A software emphasis would seem extremely key given its significance to weapons upgrades, as performance parameters such as guidance technology, targeting and energetics or explosive effects can be massively improved with software adjustments. This has been in practice for quite some time, as a former Air Force Acquisition Executive William Roper said a few years ago that “software” will likely determine who wins the next war. The importance of information and its management and communication has become so critical and ubiquitous across military operations, that there continues to be a growing imperative to include or add “information assurance” to the equation. This is something MAG is specifically focused on.
“The MAG Innovation Team injects security-based requirements directly into the initial requirements gathering process to help identify what the applicable security reviews, tests, and implementations requirements are for any given release. This provides the most secure path and inherently increases security posture as the life cycle progresses,” Matt Bartlett, President of MAG Aerospace, told Warrior.
Much of the focus is upon networking, referring to the process of finding and advancing new, secure methods of organizing and sharing information across a multi-domain joint force. This is the concept behind the Pentagon’s Joint All Domain Command and Control (JADC2) program, an interoperability initiative the MAG innovation centers are specifically designed to address. One of the centers is called a “mobile interoperability” center which includes a customized test vehicle with racks, LRU mounting trays, cabling, wiring, power systems and satellite terminal equipment.
“The mobile innovation center enables Over-The-Air satellite testing in conjunction with the CONUS satellite network. Our interoperability innovation lab has a full suite of Ku-band, L-band and modem test equipment. The innovation center also has test fixtures and troubleshooting tools supporting repair of advanced communication products,” Bartlett said.
MAG developers say the innovation center houses an environmental chamber instrumented for Ku-band and L-band devices, which is used primarily for environmental screening/testing of modems and antenna RF components using cold and heat cycles.
Satellite technologies also figure prominently in MAG”s Space Innovation Center, a place with manufacturing, prototyping, advanced engineering and technology integration areas designed to test paradigm-changing elements of new space technology.

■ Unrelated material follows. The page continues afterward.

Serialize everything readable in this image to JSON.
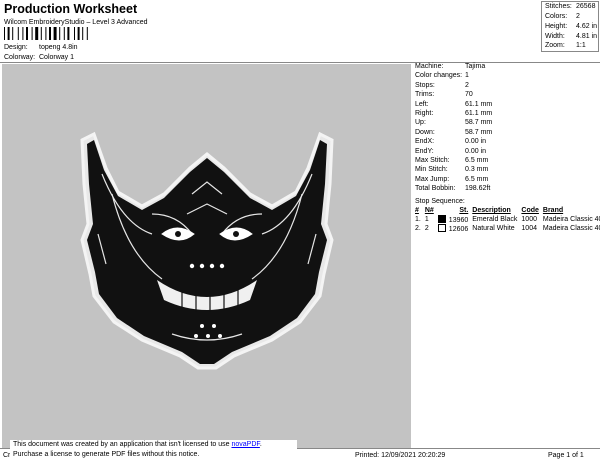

This is critical, particularly in light of the US effort to launch a new Space command, put up hundreds of new Low and Medium-Earth Orbit satellites and develop new weapons and defenses for space.
In particular, large numbers of dispersed, yet securely networked LEO satellites could prove essential to new efforts to develop a continuous “track” on an enemy hypersonic weapon between otherwise segregated radar apertures or fields of view. Many of these satellites not only build in redundancy and seek to seamlessly cover expansive and otherwise disconnected areas, but they are also specifically engineered with high-throughput technology and a growing AI-enabled ability to process information at the point of collection.
Kris Osborn is the defense editor for the National Interest and President of Warrior Maven - the Center for Military Modernization. Osborn previously served at the Pentagon as a Highly Qualified Expert with the Office of the Assistant Secretary of the Army—Acquisition, Logistics & Technology. Osborn has also worked as an anchor and on-air military specialist at national TV networks. He has appeared as a guest military expert on Fox News, MSNBC, The Military Channel, and The History Channel. He also has a Masters Degree in Comparative Literature from Columbia University.